Our industry needs to leverage innovation and technology. Digital supply chains need to make the shift from concept to reality, and terminals need to adapt to these dynamics and help drive them.
In the low-margin business of transportation and logistics, logistics managers must contain costs by finding the path of least resistance. In 2020, that’s efficient cargo movement that wrings delays out of the system.
One of the fastest-growing ports in the nation in container cargo, Houston has seen a 50 percent increase in business in four short years. To remain efficient, reliable, and competitive, the port needs to invest in staying ahead of the demand curve with infrastructure, including cranes, equipment, pavement, and technology.
In 2020 evolving cargo sourcing centers and geopolitics will inform the global trade landscape, but the fact remains that global trade has been and will continue to be resilient.
Modernizing terminals — and in some cases introducing automation — will be the driving force in helping West Coast ports win back business. And beyond the competitive advantage, modern and efficient terminals have the added benefit of cleaning the environment and creating healthier communities.
 With longshore labor peace secured, the New York Shipping Association will focus in 2020 on continued implementation of the provisions of the NYSA–International Longshoremen’s Association agreement in the Port of New York and New Jersey, as well as the ILA East Coast Master Agreement’s limits on automation implementation.
Investments in navigation and land-side infrastructure have generated peak problems among a wide range of ship sizes requiring different levels of terminal capacity that can be solved by implementation of smart port and “chain port” concepts.

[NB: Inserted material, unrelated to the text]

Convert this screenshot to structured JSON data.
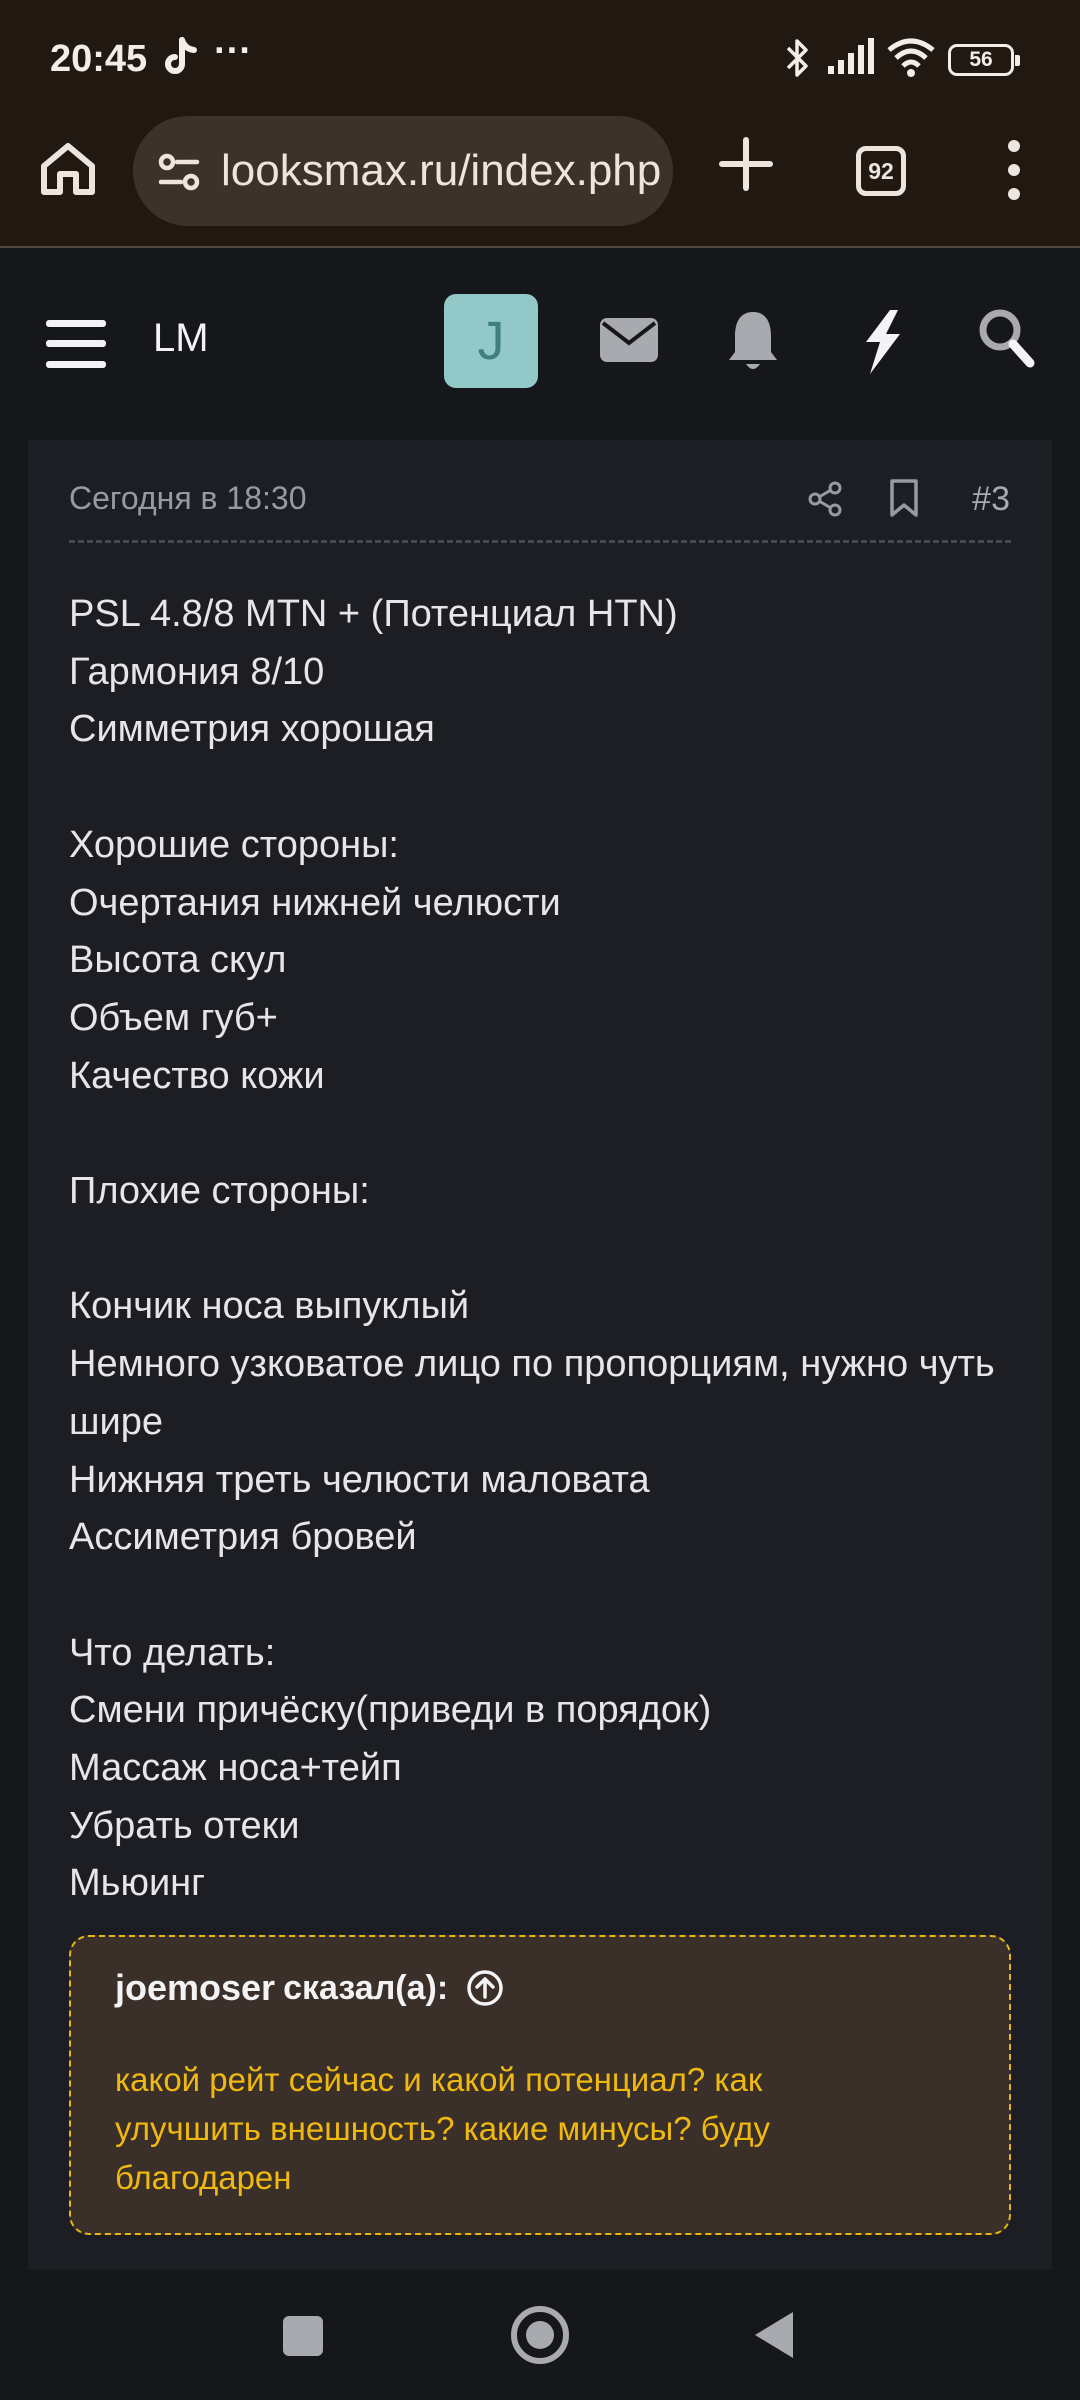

 The Georgia Ports Authority’s central challenge of 2020 is staying ahead of exponential growth in demand for intermodal rail service, prompting significant rail expansion at Savannah’s Garden City Terminal.
New technology such as monitoring devices on chassis and remote management of refrigerated containers is helping logistics providers adapt to changing needs. The next step is to use data science and predictive analytics to anticipate the pace and volume of cargo movements and equipment utilization.
AMA Capital Partners predicts that 2020 will be a year of eventual repair and a slow climb back to normalcy. In the meantime, liner profitability in 2020 is expected to be severely challenged at least for the first half of the year.
In a volatile and challenging business environment, carriers will need to take a more all-encompassing view of the supply chain and enhance their value-added services in order to gain a competitive edge.
 The marine transportation system will require a digital and tech-savvy maritime workforce as it becomes more integrated, automated, and increasingly dependent on data and digitization, and maritime education and training must evolve to meet that need.
Forecasting that East and Gulf Coast ports will soon handle 50 percent of the US–Asia trade, the South Carolina Ports Authority will push forward in 2020 with ambitious expansions in capacity financed by a $1.6 billion capital plan.
Executive search within the maritime industry was healthy in 2019, with forward-thinking organizations recognizing the need to develop future leaders via strong succession planning. In a candidate-driven market, with US unemployment at a 50-year low, 2020 is likely to bring opportunities for key executives at some top US ports due to retirements and other factors.
As ship technology becomes increasingly sophisticated, carriers must focus on recruiting, training, and retaining mariners. Key to that effort is using technological advances to enhance mariners’ job satisfaction.